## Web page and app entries

::::::::::

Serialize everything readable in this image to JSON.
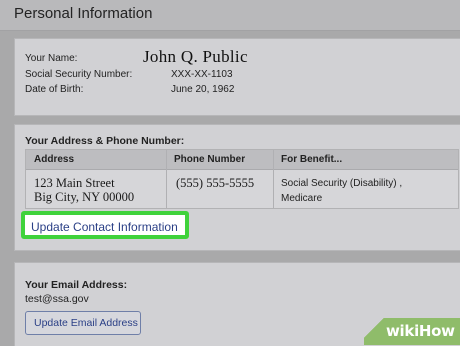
{
  "header": {
    "title": "Personal Information"
  },
  "personal": {
    "name_label": "Your Name:",
    "name_value": "John Q. Public",
    "ssn_label": "Social Security Number:",
    "ssn_value": "XXX-XX-1103",
    "dob_label": "Date of Birth:",
    "dob_value": "June 20, 1962"
  },
  "address": {
    "section_title": "Your Address & Phone Number:",
    "columns": [
      "Address",
      "Phone Number",
      "For Benefit..."
    ],
    "row": {
      "address_line1": "123 Main Street",
      "address_line2": "Big City,  NY 00000",
      "phone": "(555) 555-5555",
      "benefit_line1": "Social Security (Disability) ,",
      "benefit_line2": "Medicare"
    },
    "update_button": "Update Contact Information"
  },
  "email": {
    "section_title": "Your Email Address:",
    "value": "test@ssa.gov",
    "update_button": "Update Email Address"
  },
  "watermark": {
    "text": "wikiHow"
  },
  "colors": {
    "highlight": "#3fd23b",
    "link": "#2a3f86",
    "watermark": "#8fbc6a"
  }
}
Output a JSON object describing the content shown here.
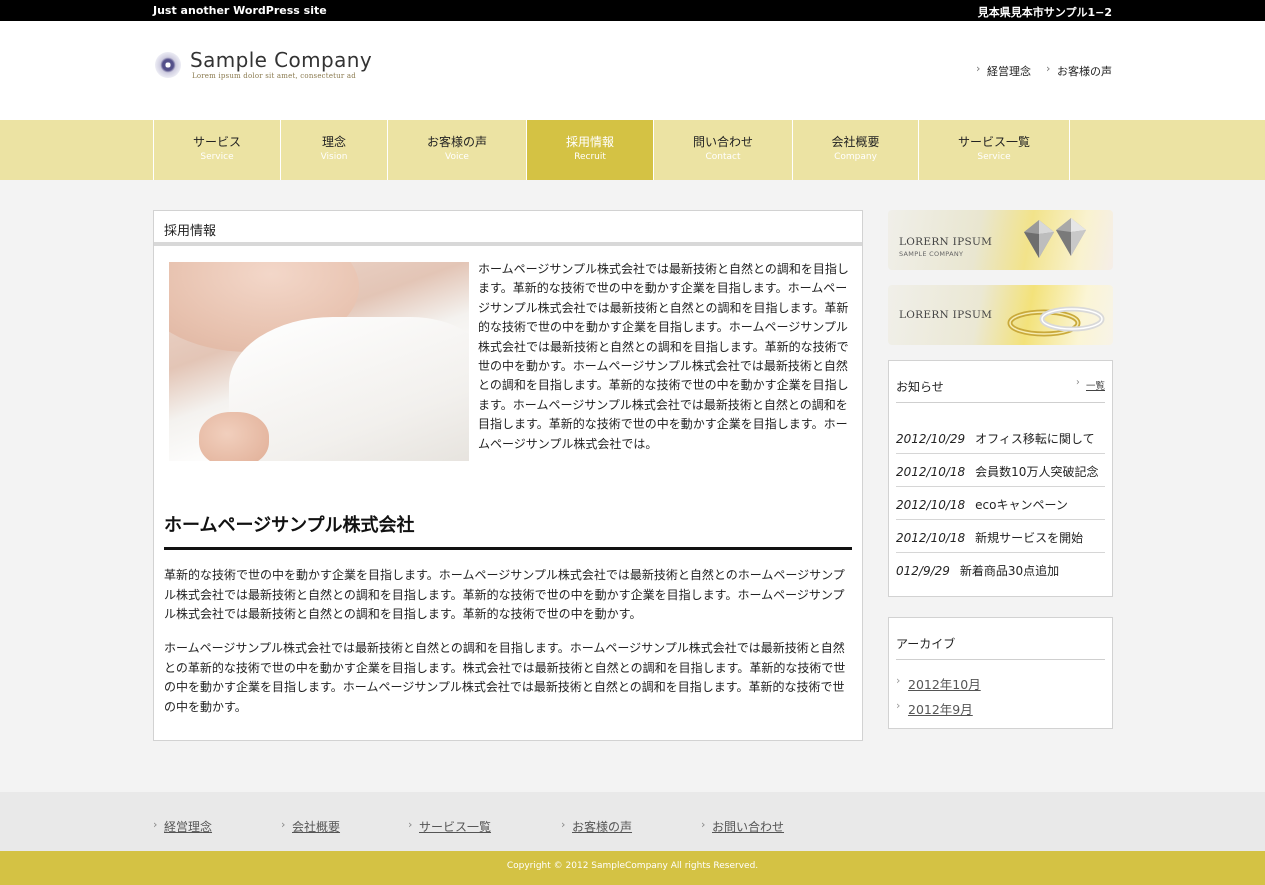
{
  "topbar": {
    "tagline": "Just another WordPress site",
    "address": "見本県見本市サンプル1−2"
  },
  "header": {
    "logo_name": "Sample Company",
    "logo_sub": "Lorem ipsum dolor sit amet, consectetur ad",
    "links": [
      "経営理念",
      "お客様の声"
    ]
  },
  "nav": {
    "items": [
      {
        "jp": "サービス",
        "en": "Service"
      },
      {
        "jp": "理念",
        "en": "Vision"
      },
      {
        "jp": "お客様の声",
        "en": "Voice"
      },
      {
        "jp": "採用情報",
        "en": "Recruit"
      },
      {
        "jp": "問い合わせ",
        "en": "Contact"
      },
      {
        "jp": "会社概要",
        "en": "Company"
      },
      {
        "jp": "サービス一覧",
        "en": "Service"
      }
    ],
    "active_index": 3
  },
  "main": {
    "title": "採用情報",
    "intro": "ホームページサンプル株式会社では最新技術と自然との調和を目指します。革新的な技術で世の中を動かす企業を目指します。ホームページサンプル株式会社では最新技術と自然との調和を目指します。革新的な技術で世の中を動かす企業を目指します。ホームページサンプル株式会社では最新技術と自然との調和を目指します。革新的な技術で世の中を動かす。ホームページサンプル株式会社では最新技術と自然との調和を目指します。革新的な技術で世の中を動かす企業を目指します。ホームページサンプル株式会社では最新技術と自然との調和を目指します。革新的な技術で世の中を動かす企業を目指します。ホームページサンプル株式会社では。",
    "heading": "ホームページサンプル株式会社",
    "para1": "革新的な技術で世の中を動かす企業を目指します。ホームページサンプル株式会社では最新技術と自然とのホームページサンプル株式会社では最新技術と自然との調和を目指します。革新的な技術で世の中を動かす企業を目指します。ホームページサンプル株式会社では最新技術と自然との調和を目指します。革新的な技術で世の中を動かす。",
    "para2": "ホームページサンプル株式会社では最新技術と自然との調和を目指します。ホームページサンプル株式会社では最新技術と自然との革新的な技術で世の中を動かす企業を目指します。株式会社では最新技術と自然との調和を目指します。革新的な技術で世の中を動かす企業を目指します。ホームページサンプル株式会社では最新技術と自然との調和を目指します。革新的な技術で世の中を動かす。"
  },
  "sidebar": {
    "banner1": {
      "title": "LORERN IPSUM",
      "sub": "SAMPLE COMPANY"
    },
    "banner2": {
      "title": "LORERN IPSUM"
    },
    "news": {
      "title": "お知らせ",
      "more": "一覧",
      "items": [
        {
          "date": "2012/10/29",
          "title": "オフィス移転に関して"
        },
        {
          "date": "2012/10/18",
          "title": "会員数10万人突破記念"
        },
        {
          "date": "2012/10/18",
          "title": "ecoキャンペーン"
        },
        {
          "date": "2012/10/18",
          "title": "新規サービスを開始"
        },
        {
          "date": "012/9/29",
          "title": "新着商品30点追加"
        }
      ]
    },
    "archive": {
      "title": "アーカイブ",
      "items": [
        "2012年10月",
        "2012年9月"
      ]
    }
  },
  "footer": {
    "links": [
      "経営理念",
      "会社概要",
      "サービス一覧",
      "お客様の声",
      "お問い合わせ"
    ],
    "copyright": "Copyright © 2012 SampleCompany All rights Reserved."
  },
  "colors": {
    "accent": "#d4c244",
    "nav_bg": "#ece3a3",
    "topbar": "#000000"
  },
  "icons": {
    "logo_mark": "circle-logo-icon",
    "link_bullet": "chevron-right-icon"
  }
}
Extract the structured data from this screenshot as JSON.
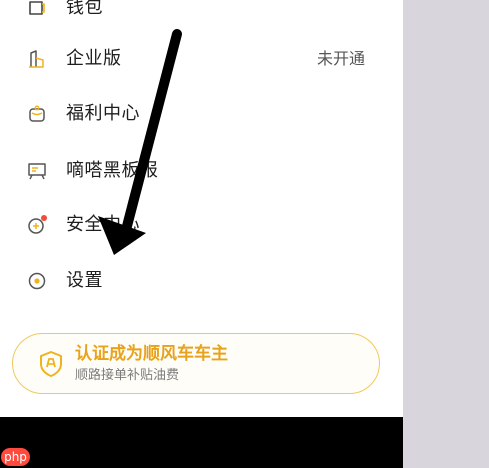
{
  "menu": {
    "items": [
      {
        "label": "钱包",
        "value": "",
        "icon": "wallet-icon"
      },
      {
        "label": "企业版",
        "value": "未开通",
        "icon": "enterprise-icon"
      },
      {
        "label": "福利中心",
        "value": "",
        "icon": "benefits-icon"
      },
      {
        "label": "嘀嗒黑板报",
        "value": "",
        "icon": "blackboard-icon"
      },
      {
        "label": "安全中心",
        "value": "",
        "icon": "safety-icon"
      },
      {
        "label": "设置",
        "value": "",
        "icon": "settings-icon"
      }
    ]
  },
  "promo": {
    "title": "认证成为顺风车车主",
    "subtitle": "顺路接单补贴油费",
    "icon": "shield-icon"
  },
  "annotation": {
    "icon": "arrow-icon"
  },
  "watermark": {
    "text": "php"
  },
  "colors": {
    "accent": "#f0b21d",
    "promo_border": "#f0c85d",
    "promo_title": "#e9a21b",
    "badge": "#f04b3c",
    "background": "#ffffff",
    "overlay": "#d8d5dc",
    "bottom_bar": "#000000"
  }
}
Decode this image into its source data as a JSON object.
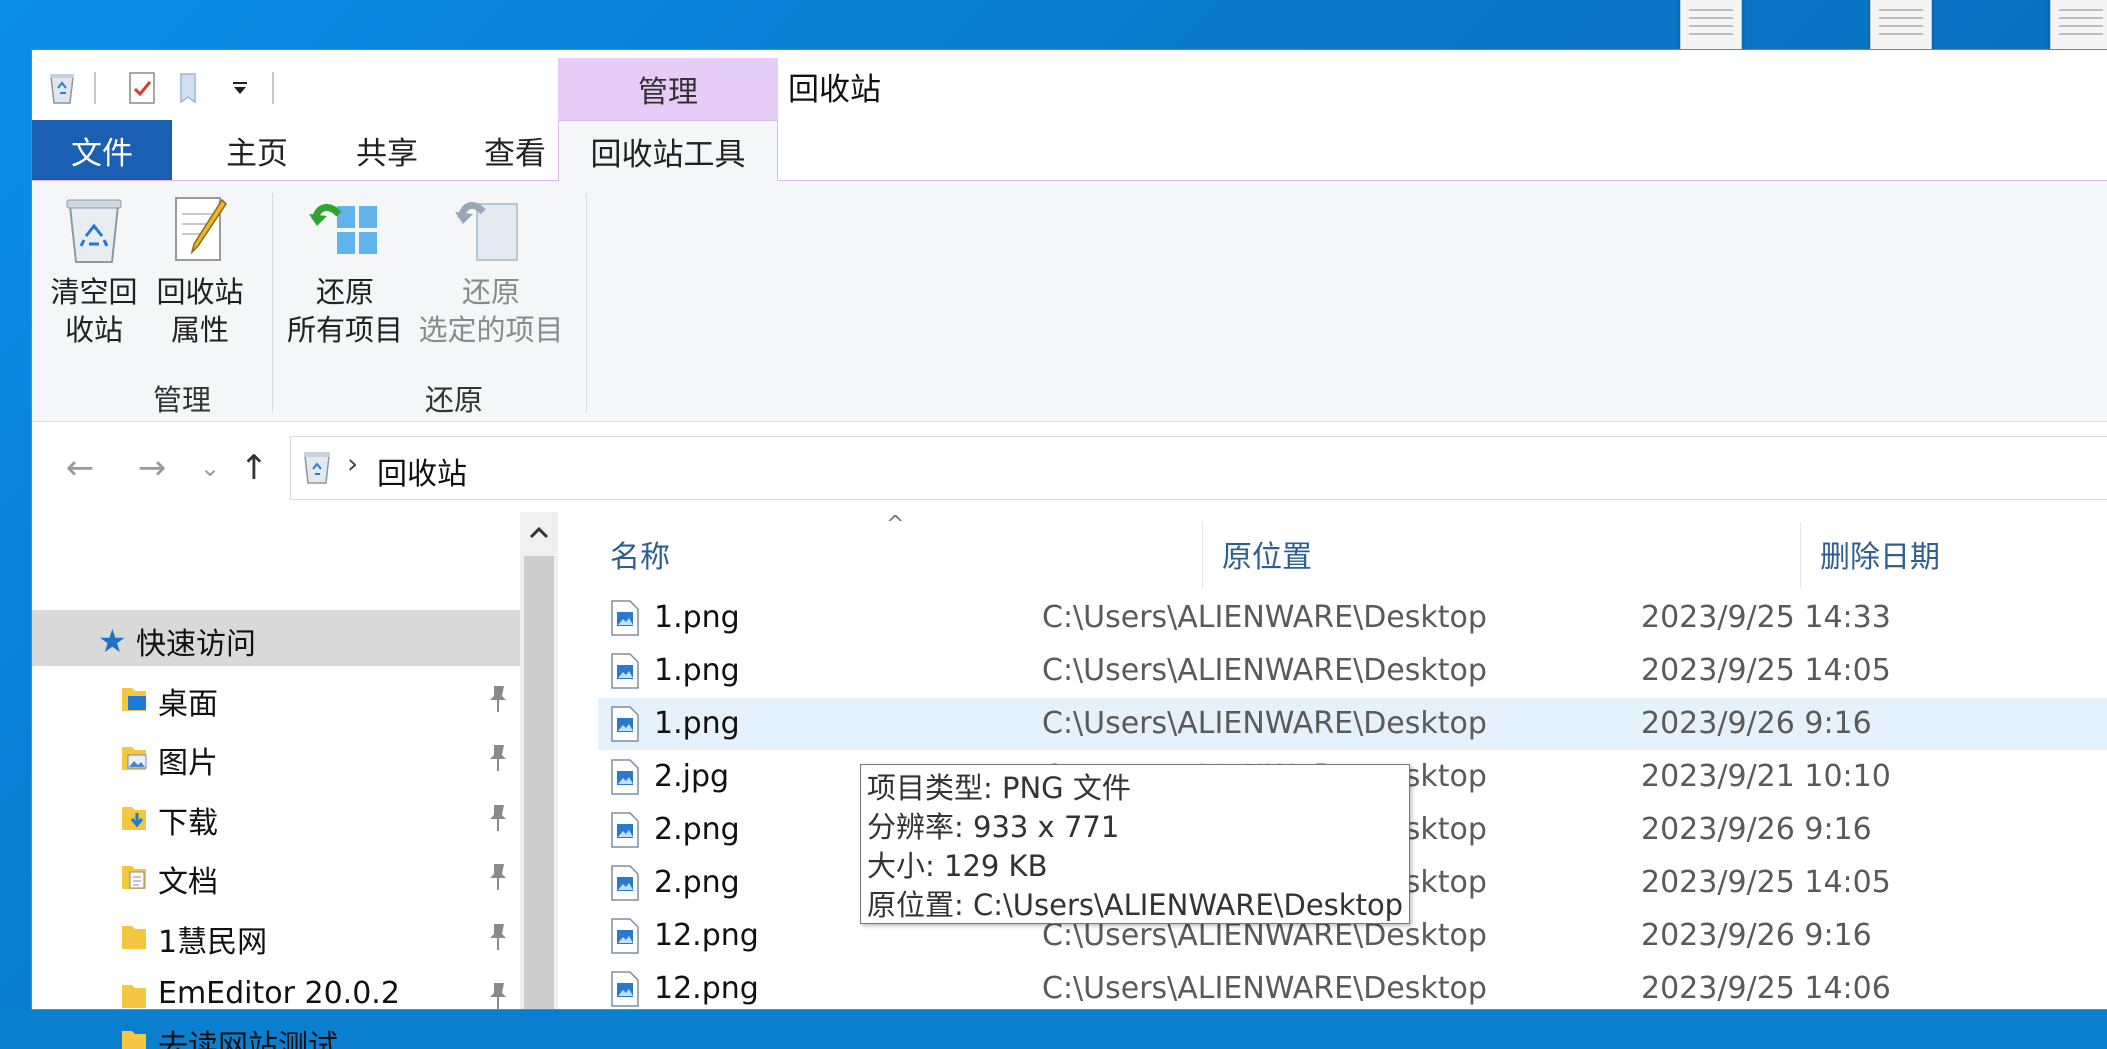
{
  "window": {
    "title": "回收站",
    "contextual_tab_group": "管理"
  },
  "ribbon_tabs": {
    "file": "文件",
    "home": "主页",
    "share": "共享",
    "view": "查看",
    "recycle_tools": "回收站工具"
  },
  "ribbon": {
    "groups": {
      "manage": "管理",
      "restore": "还原"
    },
    "buttons": {
      "empty_line1": "清空回",
      "empty_line2": "收站",
      "props_line1": "回收站",
      "props_line2": "属性",
      "restore_all_line1": "还原",
      "restore_all_line2": "所有项目",
      "restore_sel_line1": "还原",
      "restore_sel_line2": "选定的项目"
    }
  },
  "address": {
    "path": "回收站"
  },
  "nav_pane": {
    "quick_access": "快速访问",
    "items": [
      {
        "label": "桌面"
      },
      {
        "label": "图片"
      },
      {
        "label": "下载"
      },
      {
        "label": "文档"
      },
      {
        "label": "1慧民网"
      },
      {
        "label": "EmEditor 20.0.2"
      },
      {
        "label": "去读网站测试"
      }
    ]
  },
  "columns": {
    "name": "名称",
    "original_location": "原位置",
    "date_deleted": "删除日期"
  },
  "files": [
    {
      "name": "1.png",
      "location": "C:\\Users\\ALIENWARE\\Desktop",
      "date": "2023/9/25 14:33"
    },
    {
      "name": "1.png",
      "location": "C:\\Users\\ALIENWARE\\Desktop",
      "date": "2023/9/25 14:05"
    },
    {
      "name": "1.png",
      "location": "C:\\Users\\ALIENWARE\\Desktop",
      "date": "2023/9/26 9:16"
    },
    {
      "name": "2.jpg",
      "location": "C:\\Users\\ALIENWARE\\Desktop",
      "date": "2023/9/21 10:10"
    },
    {
      "name": "2.png",
      "location": "C:\\Users\\ALIENWARE\\Desktop",
      "date": "2023/9/26 9:16"
    },
    {
      "name": "2.png",
      "location": "C:\\Users\\ALIENWARE\\Desktop",
      "date": "2023/9/25 14:05"
    },
    {
      "name": "12.png",
      "location": "C:\\Users\\ALIENWARE\\Desktop",
      "date": "2023/9/26 9:16"
    },
    {
      "name": "12.png",
      "location": "C:\\Users\\ALIENWARE\\Desktop",
      "date": "2023/9/25 14:06"
    }
  ],
  "tooltip": {
    "type": "项目类型: PNG 文件",
    "resolution": "分辨率: 933 x 771",
    "size": "大小: 129 KB",
    "location": "原位置: C:\\Users\\ALIENWARE\\Desktop"
  },
  "colors": {
    "file_tab": "#1a5fb4",
    "contextual_tab": "#e6cdf7",
    "selection": "#e5f1fb",
    "desktop": "#0a7fd0"
  }
}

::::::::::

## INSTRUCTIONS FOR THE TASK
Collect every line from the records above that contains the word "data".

## RESPONSE BELOW
Extract the structured data from this screenshot as JSON.
Decode this image into its source data as a JSON object.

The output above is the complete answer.